## TASK BRIEF
Using the entries that follow, collect the lines where the word "this" appears.

## LISTED ENTRIES

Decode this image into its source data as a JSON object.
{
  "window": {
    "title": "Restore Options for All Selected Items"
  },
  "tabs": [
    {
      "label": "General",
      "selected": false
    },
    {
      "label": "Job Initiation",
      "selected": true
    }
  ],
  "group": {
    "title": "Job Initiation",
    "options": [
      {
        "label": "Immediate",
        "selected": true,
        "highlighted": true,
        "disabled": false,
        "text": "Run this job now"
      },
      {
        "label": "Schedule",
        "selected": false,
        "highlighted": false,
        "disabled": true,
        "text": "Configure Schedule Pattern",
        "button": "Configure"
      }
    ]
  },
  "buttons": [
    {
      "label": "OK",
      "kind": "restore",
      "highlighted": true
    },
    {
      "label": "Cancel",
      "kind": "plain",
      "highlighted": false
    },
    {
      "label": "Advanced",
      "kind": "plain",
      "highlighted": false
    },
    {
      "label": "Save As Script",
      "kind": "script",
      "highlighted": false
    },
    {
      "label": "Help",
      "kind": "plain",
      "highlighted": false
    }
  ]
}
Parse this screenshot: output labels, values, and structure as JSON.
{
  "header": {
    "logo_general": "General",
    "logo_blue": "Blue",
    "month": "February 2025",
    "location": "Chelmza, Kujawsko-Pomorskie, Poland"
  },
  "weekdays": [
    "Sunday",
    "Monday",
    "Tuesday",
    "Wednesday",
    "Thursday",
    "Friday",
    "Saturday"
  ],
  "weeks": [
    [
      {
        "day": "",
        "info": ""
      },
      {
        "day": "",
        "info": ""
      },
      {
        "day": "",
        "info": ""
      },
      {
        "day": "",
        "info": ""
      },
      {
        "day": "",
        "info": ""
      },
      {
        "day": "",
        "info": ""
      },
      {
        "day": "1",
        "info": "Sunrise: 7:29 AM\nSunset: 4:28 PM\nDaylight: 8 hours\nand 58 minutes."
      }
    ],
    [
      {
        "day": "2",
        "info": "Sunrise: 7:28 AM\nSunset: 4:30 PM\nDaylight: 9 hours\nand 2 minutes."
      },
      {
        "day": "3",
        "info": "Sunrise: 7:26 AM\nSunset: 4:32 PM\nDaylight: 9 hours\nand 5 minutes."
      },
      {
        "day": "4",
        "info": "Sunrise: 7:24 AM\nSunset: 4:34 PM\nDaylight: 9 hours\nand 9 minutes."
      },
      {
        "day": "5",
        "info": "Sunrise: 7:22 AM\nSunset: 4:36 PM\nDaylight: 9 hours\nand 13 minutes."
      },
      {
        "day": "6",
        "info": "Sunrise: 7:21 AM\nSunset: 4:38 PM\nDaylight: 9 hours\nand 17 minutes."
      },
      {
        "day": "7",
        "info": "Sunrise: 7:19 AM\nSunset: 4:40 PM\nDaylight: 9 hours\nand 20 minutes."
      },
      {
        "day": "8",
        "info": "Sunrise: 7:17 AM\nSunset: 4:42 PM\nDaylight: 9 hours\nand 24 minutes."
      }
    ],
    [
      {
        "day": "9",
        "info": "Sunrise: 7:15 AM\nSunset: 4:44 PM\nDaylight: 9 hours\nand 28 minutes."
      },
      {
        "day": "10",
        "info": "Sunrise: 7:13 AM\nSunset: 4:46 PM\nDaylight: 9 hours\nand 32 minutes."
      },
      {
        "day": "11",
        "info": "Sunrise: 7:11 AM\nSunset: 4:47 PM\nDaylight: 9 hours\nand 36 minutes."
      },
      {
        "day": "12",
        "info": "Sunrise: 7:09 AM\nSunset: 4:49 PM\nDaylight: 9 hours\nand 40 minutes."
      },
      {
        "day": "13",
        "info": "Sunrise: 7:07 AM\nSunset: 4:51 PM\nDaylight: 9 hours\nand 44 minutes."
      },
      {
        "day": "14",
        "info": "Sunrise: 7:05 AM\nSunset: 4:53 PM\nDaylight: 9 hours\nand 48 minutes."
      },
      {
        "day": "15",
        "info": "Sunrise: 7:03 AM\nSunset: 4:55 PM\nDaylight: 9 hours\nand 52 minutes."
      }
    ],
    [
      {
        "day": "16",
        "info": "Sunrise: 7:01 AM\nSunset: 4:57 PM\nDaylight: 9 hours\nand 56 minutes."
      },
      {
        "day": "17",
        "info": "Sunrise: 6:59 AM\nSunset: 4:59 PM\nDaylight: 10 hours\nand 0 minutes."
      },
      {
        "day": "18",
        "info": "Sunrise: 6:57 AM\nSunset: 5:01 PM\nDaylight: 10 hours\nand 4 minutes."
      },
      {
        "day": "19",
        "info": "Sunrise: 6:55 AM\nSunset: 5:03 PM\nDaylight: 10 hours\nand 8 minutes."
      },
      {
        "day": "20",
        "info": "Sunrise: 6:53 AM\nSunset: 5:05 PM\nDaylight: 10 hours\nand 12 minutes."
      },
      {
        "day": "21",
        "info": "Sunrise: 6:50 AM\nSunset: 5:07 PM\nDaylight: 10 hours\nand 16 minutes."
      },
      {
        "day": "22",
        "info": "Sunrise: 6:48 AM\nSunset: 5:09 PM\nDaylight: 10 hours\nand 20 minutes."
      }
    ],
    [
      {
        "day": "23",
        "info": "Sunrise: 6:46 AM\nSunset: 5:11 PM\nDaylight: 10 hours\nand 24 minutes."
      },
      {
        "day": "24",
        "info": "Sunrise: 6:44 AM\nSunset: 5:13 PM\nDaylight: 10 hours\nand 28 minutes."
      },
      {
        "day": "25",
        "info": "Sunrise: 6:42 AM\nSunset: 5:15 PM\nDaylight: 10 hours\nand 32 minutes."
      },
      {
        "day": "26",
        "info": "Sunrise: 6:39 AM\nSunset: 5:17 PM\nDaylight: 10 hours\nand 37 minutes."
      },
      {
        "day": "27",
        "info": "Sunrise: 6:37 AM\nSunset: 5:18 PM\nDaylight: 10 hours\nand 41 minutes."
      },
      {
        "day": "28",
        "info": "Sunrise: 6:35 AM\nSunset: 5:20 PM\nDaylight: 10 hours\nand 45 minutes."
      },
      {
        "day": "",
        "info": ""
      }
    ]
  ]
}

## THE COMPLETED TASK
Decode this image into its source data as a JSON object.
        "text": "Run this job now"
Parse this screenshot: output labels, values, and structure as JSON.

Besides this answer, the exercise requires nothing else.